◆ TRY IT: For each record below, set it down exactly but leave out any picture.

Entries from a dataset of interfaces:
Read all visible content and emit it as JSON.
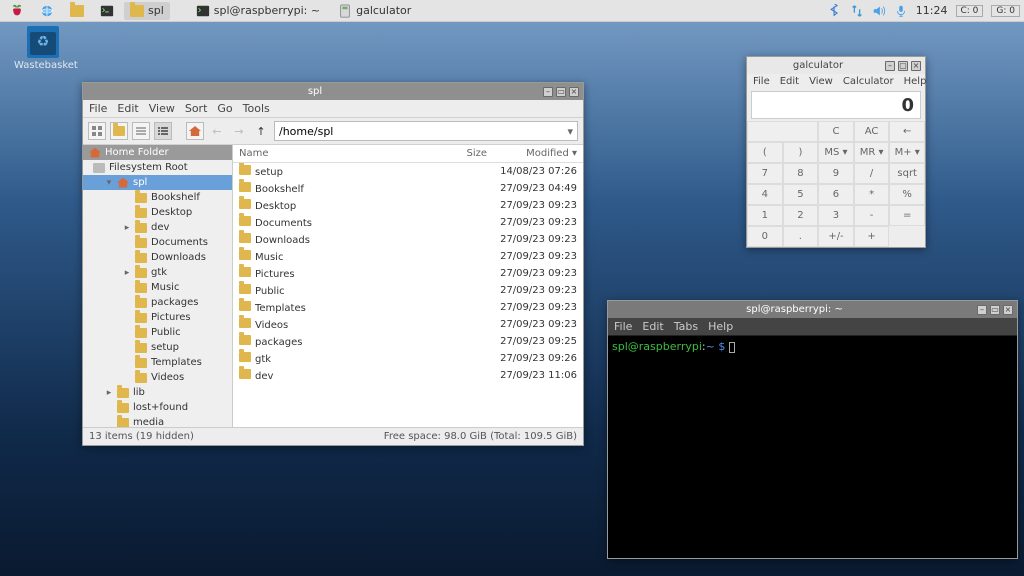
{
  "taskbar": {
    "app_folder_label": "spl",
    "tasks": [
      {
        "icon": "terminal",
        "label": "spl@raspberrypi: ~"
      },
      {
        "icon": "calc",
        "label": "galculator"
      }
    ],
    "clock": "11:24",
    "tray_c": "C: 0",
    "tray_g": "G: 0"
  },
  "desktop": {
    "wastebasket": "Wastebasket"
  },
  "fm": {
    "title": "spl",
    "menus": [
      "File",
      "Edit",
      "View",
      "Sort",
      "Go",
      "Tools"
    ],
    "path": "/home/spl",
    "sidebar": {
      "home": "Home Folder",
      "fsroot": "Filesystem Root",
      "spl": "spl",
      "lib": "lib",
      "lostfound": "lost+found",
      "media": "media",
      "children": [
        "Bookshelf",
        "Desktop",
        "dev",
        "Documents",
        "Downloads",
        "gtk",
        "Music",
        "packages",
        "Pictures",
        "Public",
        "setup",
        "Templates",
        "Videos"
      ],
      "expandable": {
        "dev": true,
        "gtk": true
      }
    },
    "columns": {
      "name": "Name",
      "size": "Size",
      "modified": "Modified"
    },
    "files": [
      {
        "name": "setup",
        "modified": "14/08/23 07:26"
      },
      {
        "name": "Bookshelf",
        "modified": "27/09/23 04:49"
      },
      {
        "name": "Desktop",
        "modified": "27/09/23 09:23"
      },
      {
        "name": "Documents",
        "modified": "27/09/23 09:23"
      },
      {
        "name": "Downloads",
        "modified": "27/09/23 09:23"
      },
      {
        "name": "Music",
        "modified": "27/09/23 09:23"
      },
      {
        "name": "Pictures",
        "modified": "27/09/23 09:23"
      },
      {
        "name": "Public",
        "modified": "27/09/23 09:23"
      },
      {
        "name": "Templates",
        "modified": "27/09/23 09:23"
      },
      {
        "name": "Videos",
        "modified": "27/09/23 09:23"
      },
      {
        "name": "packages",
        "modified": "27/09/23 09:25"
      },
      {
        "name": "gtk",
        "modified": "27/09/23 09:26"
      },
      {
        "name": "dev",
        "modified": "27/09/23 11:06"
      }
    ],
    "status_left": "13 items (19 hidden)",
    "status_right": "Free space: 98.0 GiB (Total: 109.5 GiB)"
  },
  "calc": {
    "title": "galculator",
    "menus": [
      "File",
      "Edit",
      "View",
      "Calculator",
      "Help"
    ],
    "display": "0",
    "rows": [
      [
        "",
        "",
        "C",
        "AC",
        "←"
      ],
      [
        "(",
        ")",
        "MS ▾",
        "MR ▾",
        "M+ ▾"
      ],
      [
        "7",
        "8",
        "9",
        "/",
        "sqrt"
      ],
      [
        "4",
        "5",
        "6",
        "*",
        "%"
      ],
      [
        "1",
        "2",
        "3",
        "-",
        "="
      ],
      [
        "0",
        ".",
        "+/-",
        "+"
      ]
    ]
  },
  "term": {
    "title": "spl@raspberrypi: ~",
    "menus": [
      "File",
      "Edit",
      "Tabs",
      "Help"
    ],
    "prompt_host": "spl@raspberrypi",
    "prompt_colon": ":",
    "prompt_path": "~",
    "prompt_dollar": " $ "
  }
}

◆ OUTPUT FOR THIS TASK:
Read all visible content and emit it as JSON.
{
  "taskbar": {
    "app_folder_label": "spl",
    "tasks": [
      {
        "icon": "terminal",
        "label": "spl@raspberrypi: ~"
      },
      {
        "icon": "calc",
        "label": "galculator"
      }
    ],
    "clock": "11:24",
    "tray_c": "C: 0",
    "tray_g": "G: 0"
  },
  "desktop": {
    "wastebasket": "Wastebasket"
  },
  "fm": {
    "title": "spl",
    "menus": [
      "File",
      "Edit",
      "View",
      "Sort",
      "Go",
      "Tools"
    ],
    "path": "/home/spl",
    "sidebar": {
      "home": "Home Folder",
      "fsroot": "Filesystem Root",
      "spl": "spl",
      "lib": "lib",
      "lostfound": "lost+found",
      "media": "media",
      "children": [
        "Bookshelf",
        "Desktop",
        "dev",
        "Documents",
        "Downloads",
        "gtk",
        "Music",
        "packages",
        "Pictures",
        "Public",
        "setup",
        "Templates",
        "Videos"
      ],
      "expandable": {
        "dev": true,
        "gtk": true
      }
    },
    "columns": {
      "name": "Name",
      "size": "Size",
      "modified": "Modified"
    },
    "files": [
      {
        "name": "setup",
        "modified": "14/08/23 07:26"
      },
      {
        "name": "Bookshelf",
        "modified": "27/09/23 04:49"
      },
      {
        "name": "Desktop",
        "modified": "27/09/23 09:23"
      },
      {
        "name": "Documents",
        "modified": "27/09/23 09:23"
      },
      {
        "name": "Downloads",
        "modified": "27/09/23 09:23"
      },
      {
        "name": "Music",
        "modified": "27/09/23 09:23"
      },
      {
        "name": "Pictures",
        "modified": "27/09/23 09:23"
      },
      {
        "name": "Public",
        "modified": "27/09/23 09:23"
      },
      {
        "name": "Templates",
        "modified": "27/09/23 09:23"
      },
      {
        "name": "Videos",
        "modified": "27/09/23 09:23"
      },
      {
        "name": "packages",
        "modified": "27/09/23 09:25"
      },
      {
        "name": "gtk",
        "modified": "27/09/23 09:26"
      },
      {
        "name": "dev",
        "modified": "27/09/23 11:06"
      }
    ],
    "status_left": "13 items (19 hidden)",
    "status_right": "Free space: 98.0 GiB (Total: 109.5 GiB)"
  },
  "calc": {
    "title": "galculator",
    "menus": [
      "File",
      "Edit",
      "View",
      "Calculator",
      "Help"
    ],
    "display": "0",
    "rows": [
      [
        "",
        "",
        "C",
        "AC",
        "←"
      ],
      [
        "(",
        ")",
        "MS ▾",
        "MR ▾",
        "M+ ▾"
      ],
      [
        "7",
        "8",
        "9",
        "/",
        "sqrt"
      ],
      [
        "4",
        "5",
        "6",
        "*",
        "%"
      ],
      [
        "1",
        "2",
        "3",
        "-",
        "="
      ],
      [
        "0",
        ".",
        "+/-",
        "+"
      ]
    ]
  },
  "term": {
    "title": "spl@raspberrypi: ~",
    "menus": [
      "File",
      "Edit",
      "Tabs",
      "Help"
    ],
    "prompt_host": "spl@raspberrypi",
    "prompt_colon": ":",
    "prompt_path": "~",
    "prompt_dollar": " $ "
  }
}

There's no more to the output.